Andy Miller, who runs the Booklisted podcast among other things, writes a funny piece about being shamed, or at least mildly chastised, for the number of books he’s read. The fact that this happened at a book festival adds a special valence to the experience.
Now. Making an audience at a literary festival boo you for reading books is clearly some kind of shit achievement. And in one respect, I was not entirely telling the truth. In the year in question, I had not read ‘something like’ [XXX] books; I knew it was precisely [XXX] books. Why did I equivocate? Perhaps I sensed at that moment that the crowd was turning against me and it was necessary to self-deprecate as a matter of urgency. But that ‘something like’ was nothing like enough. What I should have said was ‘I don’t know exactly how many! A lot! I don’t get out much haha! Hahaha!’ And the audience, sniffing the air, would have turned its slavering attention to Lionel Shriver or someone and lumbered off in pursuit of where she gets her ideas from.
It’s true that if you cut down your time online and fill your discretionary time with reading, you can get through a lot of books. I certainly read more now than I did when I was more active on Twitter and Dear Author. But there is a performative aspect to telling people how much you read that is very much part of the online age (after all, this started because of Miller’s tweets). We don’t just read, we tell people we read, and not just what it is and what we thought of it, but where it fits in our total reading experience. I’m not sure where to draw the line between interaction and performance, but they aren’t the same thing.

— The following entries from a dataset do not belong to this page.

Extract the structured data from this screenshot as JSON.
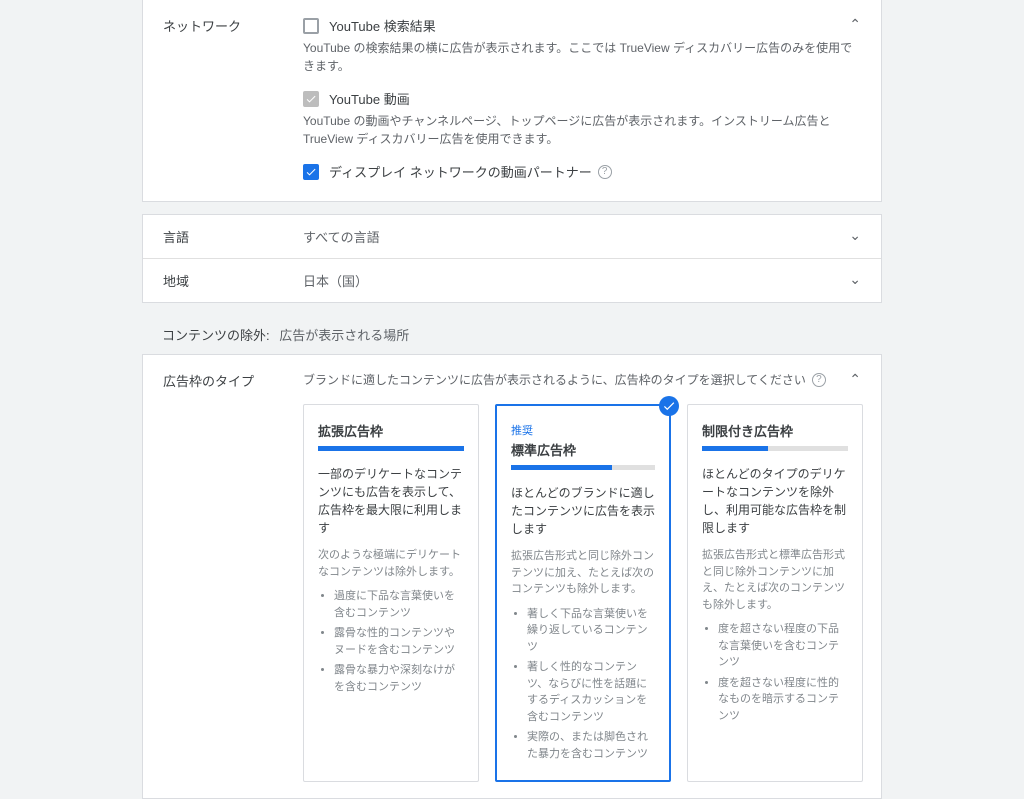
{
  "network": {
    "label": "ネットワーク",
    "items": [
      {
        "label": "YouTube 検索結果",
        "desc": "YouTube の検索結果の横に広告が表示されます。ここでは TrueView ディスカバリー広告のみを使用できます。",
        "state": "unchecked"
      },
      {
        "label": "YouTube 動画",
        "desc": "YouTube の動画やチャンネルページ、トップページに広告が表示されます。インストリーム広告と TrueView ディスカバリー広告を使用できます。",
        "state": "disabled-checked"
      },
      {
        "label": "ディスプレイ ネットワークの動画パートナー",
        "desc": "",
        "state": "checked",
        "help": true
      }
    ]
  },
  "language": {
    "label": "言語",
    "value": "すべての言語"
  },
  "region": {
    "label": "地域",
    "value": "日本（国）"
  },
  "exclusion": {
    "title": "コンテンツの除外:",
    "subtitle": "広告が表示される場所"
  },
  "inventory": {
    "label": "広告枠のタイプ",
    "instruction": "ブランドに適したコンテンツに広告が表示されるように、広告枠のタイプを選択してください",
    "cards": [
      {
        "title": "拡張広告枠",
        "fill": 100,
        "sub": "一部のデリケートなコンテンツにも広告を表示して、広告枠を最大限に利用します",
        "note": "次のような極端にデリケートなコンテンツは除外します。",
        "bullets": [
          "過度に下品な言葉使いを含むコンテンツ",
          "露骨な性的コンテンツやヌードを含むコンテンツ",
          "露骨な暴力や深刻なけがを含むコンテンツ"
        ]
      },
      {
        "title": "標準広告枠",
        "rec": "推奨",
        "fill": 70,
        "selected": true,
        "sub": "ほとんどのブランドに適したコンテンツに広告を表示します",
        "note": "拡張広告形式と同じ除外コンテンツに加え、たとえば次のコンテンツも除外します。",
        "bullets": [
          "著しく下品な言葉使いを繰り返しているコンテンツ",
          "著しく性的なコンテンツ、ならびに性を話題にするディスカッションを含むコンテンツ",
          "実際の、または脚色された暴力を含むコンテンツ"
        ]
      },
      {
        "title": "制限付き広告枠",
        "fill": 45,
        "sub": "ほとんどのタイプのデリケートなコンテンツを除外し、利用可能な広告枠を制限します",
        "note": "拡張広告形式と標準広告形式と同じ除外コンテンツに加え、たとえば次のコンテンツも除外します。",
        "bullets": [
          "度を超さない程度の下品な言葉使いを含むコンテンツ",
          "度を超さない程度に性的なものを暗示するコンテンツ"
        ]
      }
    ]
  }
}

This article in The Atlantic, on the declining use of books in academic libraries, has been making the rounds. What Cohen talks about mirrors my own experience, both as a researcher and as a teacher. I don’t assign books because (a) students won’t read them in their entirety; and (b) they’re expensive. I consult fewer books for my own research than I used to because results are so frequently reported in journal articles (which are also what I tend to assign students in upper-level and undergraduate classes).
The decline in print circulation also coincides with the increasing dominance of the article over the monograph, and the availability of most articles online. In many fields, we now have the equivalent of Spotify for research: vast databases that help scholars search millions of articles and connect them—often through highly restrictive and increasingly unsustainable subscriptions, but that is another story—instantly to digital copies. (There is also a Napster for research articles, of which we shall not speak.) Very few natural and social scientists continue to consult bound volumes of journals in their field, especially issues that are more than a few years old. UVA recorded nearly 3 million e-journal downloads in 2016, a massive and growing number that is typical of most universities.
Fields differ, of course. But the internet and Google Scholar have made it much easier to find both published and unpublished articles online, and the draconian copyright rules of the for-profit journal publishers have meant a rise in online distribution of preprints (scholars give up distribution rights, as a rule, both for articles and books).
And yes, there’s also the Napster for research articles. Let us speak of it: When a single article costs upwards of $50 if you don’t have library access, what else can you expect?
I’m not on Instagram and don’t want to be (big surprise), so most of what I know about it is second-hand and probably inaccurate. But I do know that a lot of people use it to show their lives as more glamorous, beautiful, and successful than seems humanly possible. That sounds like so much work! Anyway, the perfectly curated and filtered Instagram aesthetic is facing a backlash. How big, who knows, but the Atlantic got a story out of it.
Fast-rising young influencers such as Emma Chamberlain, Jazzy Anne, and Joanna Ceddia all reject the notion of a curated feed in favor of a messier and more unfiltered vibe. While Millennial influencers hauled DSLR cameras to the beach and mastered photo editing to get the perfect shot, the generation younger than they are largely post directly from their mobile phones. “Previously influencers used to say, ‘Oh, that’s not on brand,’ or only post things shot in a certain light or with a commonality,” says Lynsey Eaton, a co-founder of the influencer-marketing agency Estate Five. “For the younger generation, those rules don’t apply at all.”
In fact, many teens are going out of their way to make their photos look worse. Huji Cam, which make your images look as if they were taken with an old-school throwaway camera, has been downloaded more than 16 million times. “Adding grain to your photos is a big thing now,” says Sonia Uppal, a 20-year-old college student. “People are trying to seem candid. People post a lot of mirror selfies and photos of them lounging around.”
I guess Lomo filters are destined to come back around every few years. Everything not-so-new gets to be new again, over and over. I’m not sure what’s especially authentic about using a throwback filter app in 2019, but I used the Hipstamatic app nearly a decade ago and it was fun.